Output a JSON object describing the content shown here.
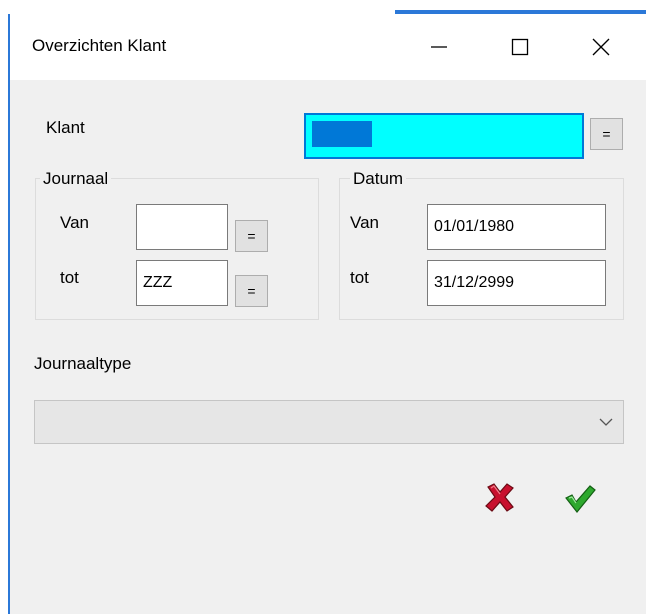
{
  "window": {
    "title": "Overzichten Klant"
  },
  "klant": {
    "label": "Klant",
    "button_label": "="
  },
  "journaal": {
    "legend": "Journaal",
    "van_label": "Van",
    "van_value": "",
    "van_button": "=",
    "tot_label": "tot",
    "tot_value": "ZZZ",
    "tot_button": "="
  },
  "datum": {
    "legend": "Datum",
    "van_label": "Van",
    "van_value": "01/01/1980",
    "tot_label": "tot",
    "tot_value": "31/12/2999"
  },
  "journaaltype": {
    "label": "Journaaltype",
    "selected": ""
  },
  "icons": {
    "minimize": "minimize-icon",
    "maximize": "maximize-icon",
    "close": "close-icon",
    "cancel": "red-x-icon",
    "confirm": "green-checkmark-icon",
    "dropdown": "chevron-down-icon"
  },
  "colors": {
    "klant_field_bg": "#00ffff",
    "selection": "#0078d7",
    "accent_border": "#2b78d8",
    "cancel": "#c8102e",
    "confirm": "#2ea82e"
  }
}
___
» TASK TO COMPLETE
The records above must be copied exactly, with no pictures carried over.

» RESPONSE
Output a JSON object describing the content shown here.
{
  "window": {
    "title": "Overzichten Klant"
  },
  "klant": {
    "label": "Klant",
    "button_label": "="
  },
  "journaal": {
    "legend": "Journaal",
    "van_label": "Van",
    "van_value": "",
    "van_button": "=",
    "tot_label": "tot",
    "tot_value": "ZZZ",
    "tot_button": "="
  },
  "datum": {
    "legend": "Datum",
    "van_label": "Van",
    "van_value": "01/01/1980",
    "tot_label": "tot",
    "tot_value": "31/12/2999"
  },
  "journaaltype": {
    "label": "Journaaltype",
    "selected": ""
  },
  "icons": {
    "minimize": "minimize-icon",
    "maximize": "maximize-icon",
    "close": "close-icon",
    "cancel": "red-x-icon",
    "confirm": "green-checkmark-icon",
    "dropdown": "chevron-down-icon"
  },
  "colors": {
    "klant_field_bg": "#00ffff",
    "selection": "#0078d7",
    "accent_border": "#2b78d8",
    "cancel": "#c8102e",
    "confirm": "#2ea82e"
  }
}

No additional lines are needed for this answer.